We didn't touch on this in the episode, but the ground floor of the west wing, behind the entryway and pantry, is a utility room and ¾ bath, along with the corridor containing the stairs to the basement.

There's also a door here leading out to the side yard (again, the mountain is nowhere near that close to the house in-story).

(You can see here that there's also a side door out of the kitchen, and stairs coming down from the deck.)

Now for the basement. A couple of things to note here:

- The empty room in the middle is just empty because things like central heating system, etc., don't exist in-game.
- There's no way to do the transparent underwater walls of the "aquarium room" in-game either, which is why in the following couple of pictures they're just painted blue.

And a view of the aquarium room itself, looking "back in" from out in the lake. Once again, walls-down view means the wall and door between the room and the basement utility area, and around the bathroom, are not shown.

I'd also like to share one nice shot from earlier in the "construction" process that doesn't have a 1080 version (the system I did the initial design on didn't go that big, which will give you some idea of how long ago it was). It's a view from the entryway, through the kitchen arches, and into the dining room beyond, which gives an idea of how the setup teases the lake view to someone arriving through the side door.

(Note that this was before I added the sliding door and the pier!)

So yeah! That's Bellehaven. Hopefully this helps reinforce the descriptions we've given as the site has developed in-story, and given an idea of how it took shape, both as a in-story and out-of-story creation...

--G.
-><-
Benjamin D. Hutchins, Co-Founder, Editor-in-Chief, & Forum Mod
Eyrie Productions, Unlimited http://www.eyrie-productions.com/
zgryphon at that email service Google has
Ceterum censeo Carthaginem esse delendam.


#1, RE: TFLF 12: A Tour of Bellehaven
Posted by Verbena on Apr-27-16 at 02:16 AM
In response to message #0
This is looking awesome, Gryphon, and TFLF 12 was a lot of fun, too! I was amused especially by the Ramune machine.

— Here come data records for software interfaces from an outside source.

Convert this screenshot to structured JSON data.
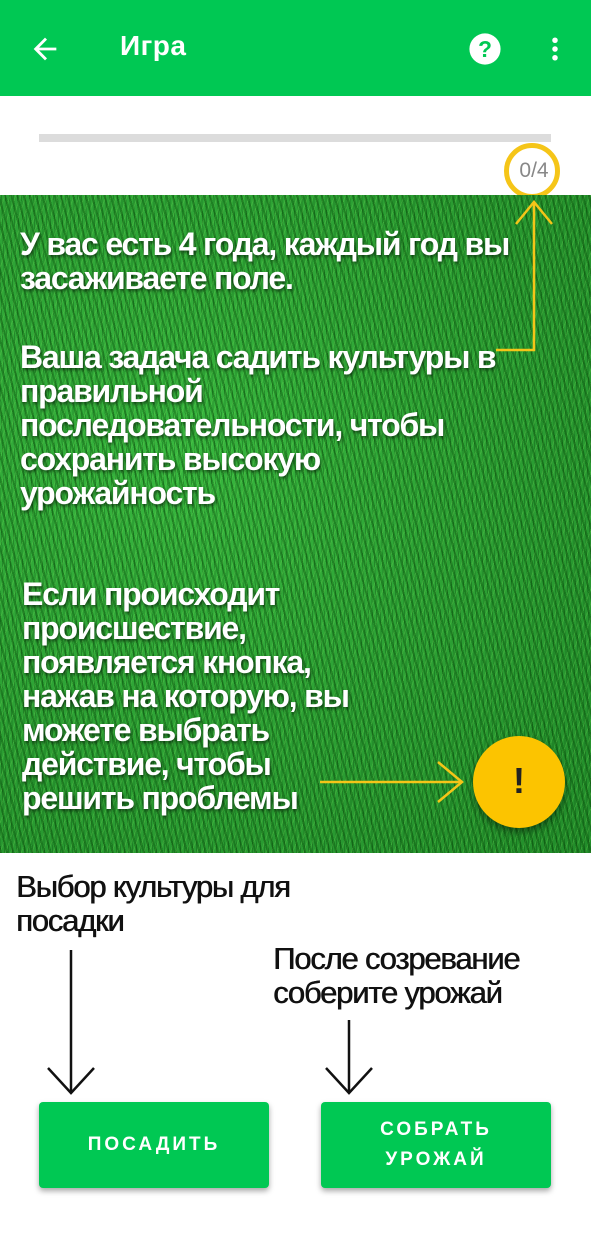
{
  "app_bar": {
    "title": "Игра",
    "back_icon": "arrow-left-icon",
    "help_icon": "question-circle-icon",
    "more_icon": "more-vert-icon",
    "background": "#00c853"
  },
  "progress": {
    "label": "0/4",
    "value": 0,
    "max": 4,
    "highlight_color": "#f5c518"
  },
  "tutorial": {
    "text_1": "У вас есть 4 года, каждый год вы засаживаете поле.",
    "text_2": "Ваша задача садить культуры в правильной последовательности, чтобы сохранить высокую урожайность",
    "text_3": "Если происходит происшествие, появляется кнопка, нажав на которую, вы можете выбрать действие, чтобы решить проблемы",
    "label_plant": "Выбор культуры для посадки",
    "label_harvest": "После созревание соберите урожай"
  },
  "fab": {
    "glyph": "!",
    "icon": "exclamation-icon",
    "color": "#fcc400"
  },
  "buttons": {
    "plant": "ПОСАДИТЬ",
    "harvest": "СОБРАТЬ УРОЖАЙ",
    "color": "#00c853"
  }
}
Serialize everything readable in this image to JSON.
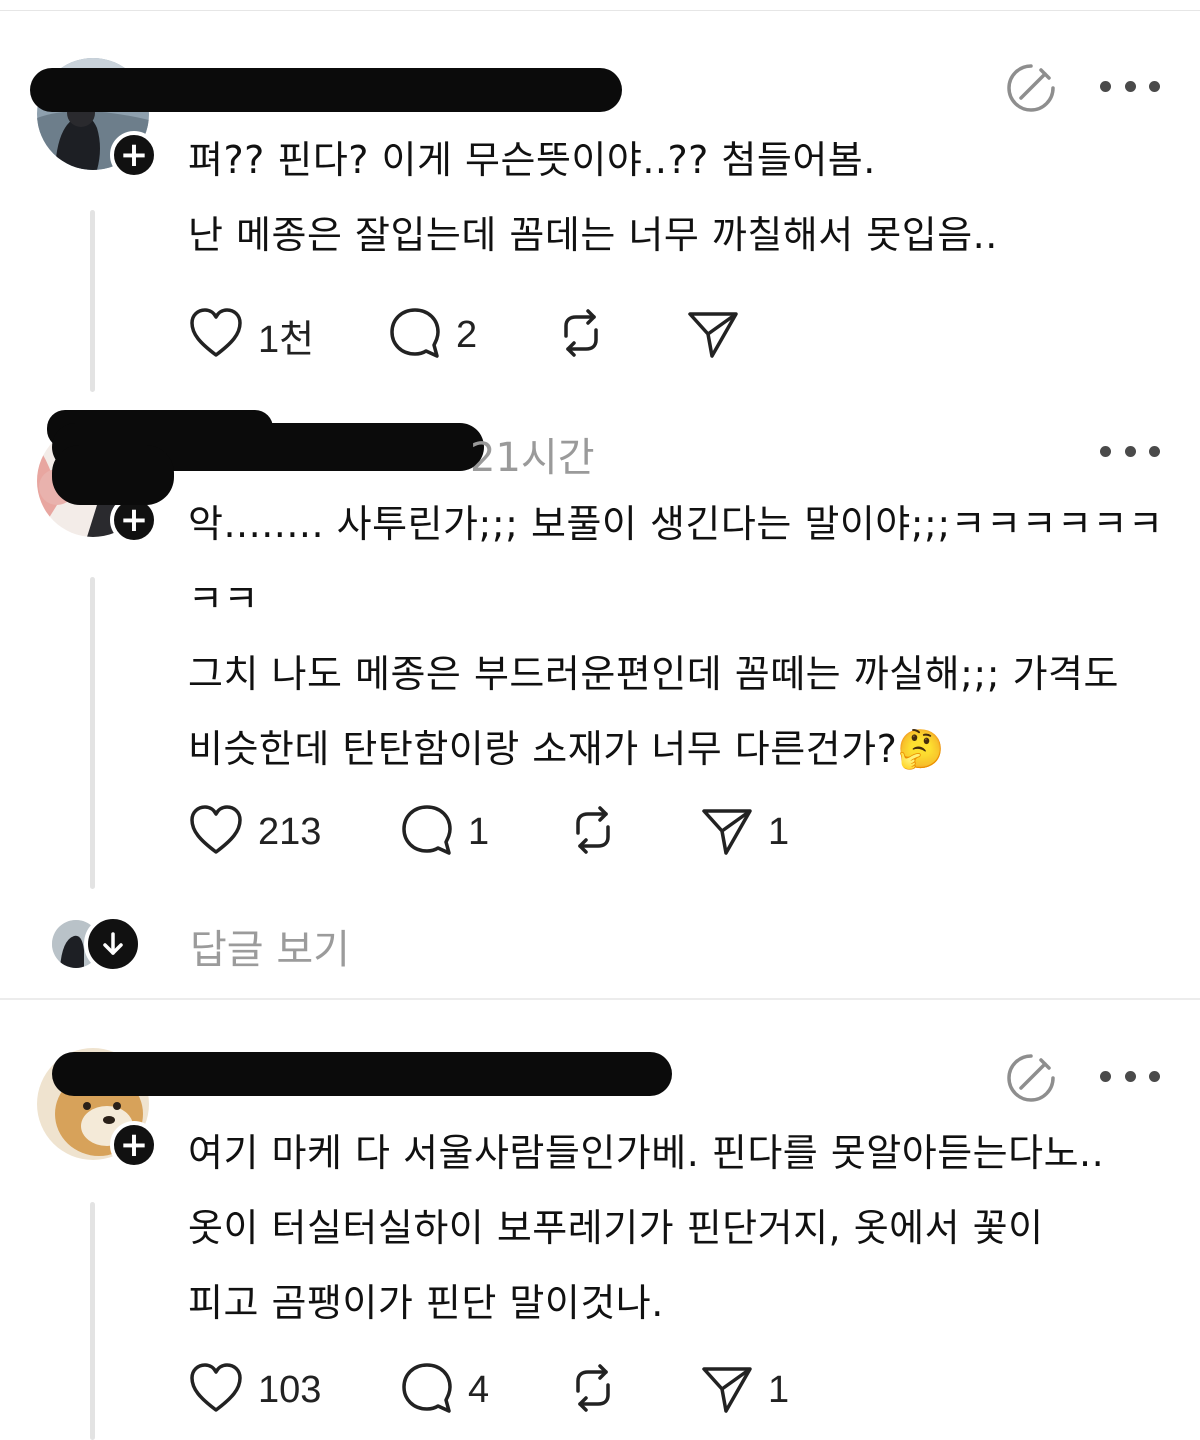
{
  "posts": [
    {
      "time": "",
      "lines": "펴?? 핀다? 이게 무슨뜻이야..?? 첨들어봄.\n난 메종은 잘입는데 꼼데는 너무 까칠해서 못입음..",
      "likes": "1천",
      "comments": "2",
      "shares": ""
    },
    {
      "time": "21시간",
      "lines": "악........ 사투린가;;; 보풀이 생긴다는 말이야;;;ㅋㅋㅋㅋㅋㅋ\nㅋㅋ\n그치 나도 메종은 부드러운편인데 꼼떼는 까실해;;; 가격도\n비슷한데 탄탄함이랑 소재가 너무 다른건가?🤔",
      "likes": "213",
      "comments": "1",
      "shares": "1"
    },
    {
      "time": "",
      "lines": "여기 마케 다 서울사람들인가베. 핀다를 못알아듣는다노..\n옷이 터실터실하이  보푸레기가 핀단거지,  옷에서 꽃이\n피고 곰팽이가 핀단 말이것나.",
      "likes": "103",
      "comments": "4",
      "shares": "1"
    }
  ],
  "view_replies_label": "답글 보기",
  "icons": {
    "follow": "plus-icon",
    "like": "heart-icon",
    "comment": "comment-bubble-icon",
    "repost": "repost-icon",
    "share": "send-icon",
    "edit": "edit-circle-icon",
    "more": "more-dots-icon",
    "expand": "arrow-down-icon"
  },
  "colors": {
    "text": "#111111",
    "muted": "#9a9a9a",
    "badge": "#111111",
    "thread_line": "#e3e3e3"
  }
}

XD

Oh, you poor girls, if you only knew what kind of beings call Corwin Admiral...

------
Fearless creatures, we all learn to fight the Reaper
Can't defeat Her, so instead I'll have to be Her


#2, RE: TFLF 12: A Tour of Bellehaven
Posted by Wiregeek on Apr-27-16 at 12:37 PM
In response to message #1
I thought the pause in releases was bad, but seeing the edges of events through the HTT girls just makes me all sorts of worried about Corwin and Utena and Anthy... and Annabelle!

#4, RE: TFLF 12: A Tour of Bellehaven
Posted by TheOtherSean on Apr-27-16 at 08:34 PM
In response to message #2
And Garnet!

#3, RE: TFLF 12: A Tour of Bellehaven
Posted by Droken on Apr-27-16 at 06:36 PM
In response to message #0
I'm really impressed with this, both in the "how much planning really goes into these" aspect (that goes for all of the behind-the-scenes looks at various residences we've gotten so far), as well as on the aspect of how well you turned the image-on-screen into an image in words. I had gotten things a bit mixed-up in my initial mental image of the place from its construction; I had expected it to be one long building as opposed to the vaguely L-shaped structure (with a tower). Beyond that one mental mix-up however, the image in my head was really close to how it appears here.

It's fun to see these bits of the process, the annotations, and the expanded "featured documents" pieces; they really add an extra level of breadth to UF in particular. The UF-verse is -huge-, but that just makes it seem more -connected-.